Super-selling the Super Bowl

Jan 13, 2003  •  Post A Comment

With two weeks to go, Walt Disney Co.’s ABC is in good shape selling Super Bowl XXXVII, according to media agency executives. With its average price for a 30-second commercial at $2.1 million, up 10 percent over a year ago, only six spots are left to be sold.
The remaining commercials are during the fourth quarter, which is typical this close to game day. ABC has sold 55 spots so far.
Buying fourth-quarter commercials can be tricky. If the score is lopsided late in the game, viewers tend to tune out, which is why most advertisers try to score first-half placement.
“If you buy a fourth-quarter spot, you’ll still get a great game,” said Ed Erhardt, president of ESPN/ABC Sports Customer Marketing and Sales, pointing to a number of recent NFL and college bowl games where ratings were higher in the second half.
The network’s $2.1 million average price for this year’s game equals the highest-average price ever for a Super Bowl, which came in 2000, when ABC last had the Super Bowl. In that game, 22 dot-com advertisers spent lavishly, with two now-long-gone companies dishing out $3 million each for 30-second spots, the highest individual sales for spots of that length ever.

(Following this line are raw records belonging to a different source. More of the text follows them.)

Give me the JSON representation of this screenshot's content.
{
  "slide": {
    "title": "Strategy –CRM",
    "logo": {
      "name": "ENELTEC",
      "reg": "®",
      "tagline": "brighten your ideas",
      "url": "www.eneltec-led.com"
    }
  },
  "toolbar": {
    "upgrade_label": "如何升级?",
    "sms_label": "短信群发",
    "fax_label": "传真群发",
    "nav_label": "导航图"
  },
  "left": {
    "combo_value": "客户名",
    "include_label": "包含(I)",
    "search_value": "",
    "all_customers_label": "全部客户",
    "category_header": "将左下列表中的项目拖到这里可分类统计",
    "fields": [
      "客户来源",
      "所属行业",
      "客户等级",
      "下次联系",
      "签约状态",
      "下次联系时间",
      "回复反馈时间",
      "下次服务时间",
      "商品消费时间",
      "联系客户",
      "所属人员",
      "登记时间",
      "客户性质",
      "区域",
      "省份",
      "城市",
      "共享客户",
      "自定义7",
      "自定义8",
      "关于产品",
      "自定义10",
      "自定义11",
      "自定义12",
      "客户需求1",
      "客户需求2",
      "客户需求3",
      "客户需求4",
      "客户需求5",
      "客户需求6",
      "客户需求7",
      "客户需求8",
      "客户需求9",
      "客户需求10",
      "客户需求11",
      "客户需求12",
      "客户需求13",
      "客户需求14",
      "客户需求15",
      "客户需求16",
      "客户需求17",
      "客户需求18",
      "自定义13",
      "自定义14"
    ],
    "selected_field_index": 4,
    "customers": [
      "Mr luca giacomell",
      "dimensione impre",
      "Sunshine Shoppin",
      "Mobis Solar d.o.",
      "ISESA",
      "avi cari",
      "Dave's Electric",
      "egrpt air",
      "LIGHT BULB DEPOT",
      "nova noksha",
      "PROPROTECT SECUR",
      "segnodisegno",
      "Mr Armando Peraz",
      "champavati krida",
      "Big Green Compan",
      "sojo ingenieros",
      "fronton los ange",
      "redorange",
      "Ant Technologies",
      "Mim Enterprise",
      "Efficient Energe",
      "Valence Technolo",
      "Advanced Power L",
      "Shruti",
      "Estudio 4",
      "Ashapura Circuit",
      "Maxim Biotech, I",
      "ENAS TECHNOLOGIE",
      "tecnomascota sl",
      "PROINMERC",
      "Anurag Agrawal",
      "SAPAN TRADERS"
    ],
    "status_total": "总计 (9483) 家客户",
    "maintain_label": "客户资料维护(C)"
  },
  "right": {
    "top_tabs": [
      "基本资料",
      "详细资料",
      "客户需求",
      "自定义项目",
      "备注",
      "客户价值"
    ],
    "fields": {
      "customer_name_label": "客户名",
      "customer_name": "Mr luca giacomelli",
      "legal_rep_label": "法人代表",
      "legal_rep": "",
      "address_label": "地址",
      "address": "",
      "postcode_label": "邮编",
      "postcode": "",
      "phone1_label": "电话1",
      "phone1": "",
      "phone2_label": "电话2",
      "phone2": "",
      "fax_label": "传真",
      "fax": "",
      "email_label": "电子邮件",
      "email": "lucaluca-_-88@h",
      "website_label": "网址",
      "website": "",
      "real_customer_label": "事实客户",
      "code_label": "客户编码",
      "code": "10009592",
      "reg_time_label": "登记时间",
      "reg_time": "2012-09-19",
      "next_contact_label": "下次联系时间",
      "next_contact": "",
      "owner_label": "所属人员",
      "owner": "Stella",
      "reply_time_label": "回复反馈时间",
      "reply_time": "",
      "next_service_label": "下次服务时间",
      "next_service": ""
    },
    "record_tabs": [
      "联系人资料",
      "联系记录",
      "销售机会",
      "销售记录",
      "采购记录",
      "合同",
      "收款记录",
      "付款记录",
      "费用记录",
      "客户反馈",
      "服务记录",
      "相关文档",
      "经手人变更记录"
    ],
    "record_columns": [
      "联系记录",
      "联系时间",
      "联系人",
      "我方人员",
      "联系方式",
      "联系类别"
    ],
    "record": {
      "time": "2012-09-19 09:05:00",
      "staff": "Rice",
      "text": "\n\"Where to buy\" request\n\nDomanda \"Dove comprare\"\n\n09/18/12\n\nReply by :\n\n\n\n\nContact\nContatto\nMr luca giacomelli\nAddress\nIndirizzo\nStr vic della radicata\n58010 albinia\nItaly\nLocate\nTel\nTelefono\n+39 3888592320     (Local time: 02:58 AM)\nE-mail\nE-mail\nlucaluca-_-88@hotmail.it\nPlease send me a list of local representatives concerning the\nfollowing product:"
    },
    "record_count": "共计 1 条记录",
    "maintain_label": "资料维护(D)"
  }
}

In spite of the high cost, media executives still praise the value of the game, which is always the highest-rated TV event of the year. For the past two years-on News Corp.’s Fox in 2002 and Viacom’s CBS in 2001-the games posted the same Nielsen Media Research 40 rating/61 share.
“I’m surprised the game has lost very little,” said Larry Novernstern, senior VP-director of national broadcast for Interpublic Group of Cos.’ Deutsch, New York. “With all the [ratings] erosion in network, there has been far less erosion with the Super Bowl. It’s still a tremendous value.”
This average price is 10 percent higher than the $1.9 million tag last year on Fox, according to estimates. ABC benefited from an overall strong TV market, which has seen scatter prices rise 12 percent to 15 percent higher than upfront pricing.
Package deals
Ad agency executives and Mr. Erhardt concur that the price range for the Super Bowl this year was “narrower.” No advertiser paid $3 million per spot, and none negotiated a $1.5 million bill.
“They must be trying to hold their pricing,” said Mel Berning, president of U.S. broadcast at Bcom3 Group’s Mediavest Worldwide, New York, “because the units are still there” to sell. As a result, ABC is “not able to range their numbers dramatically.”
Mr. Erhardt said 60 percent of the Super Bowl deals were packaged with other ABC or ESPN sports programming.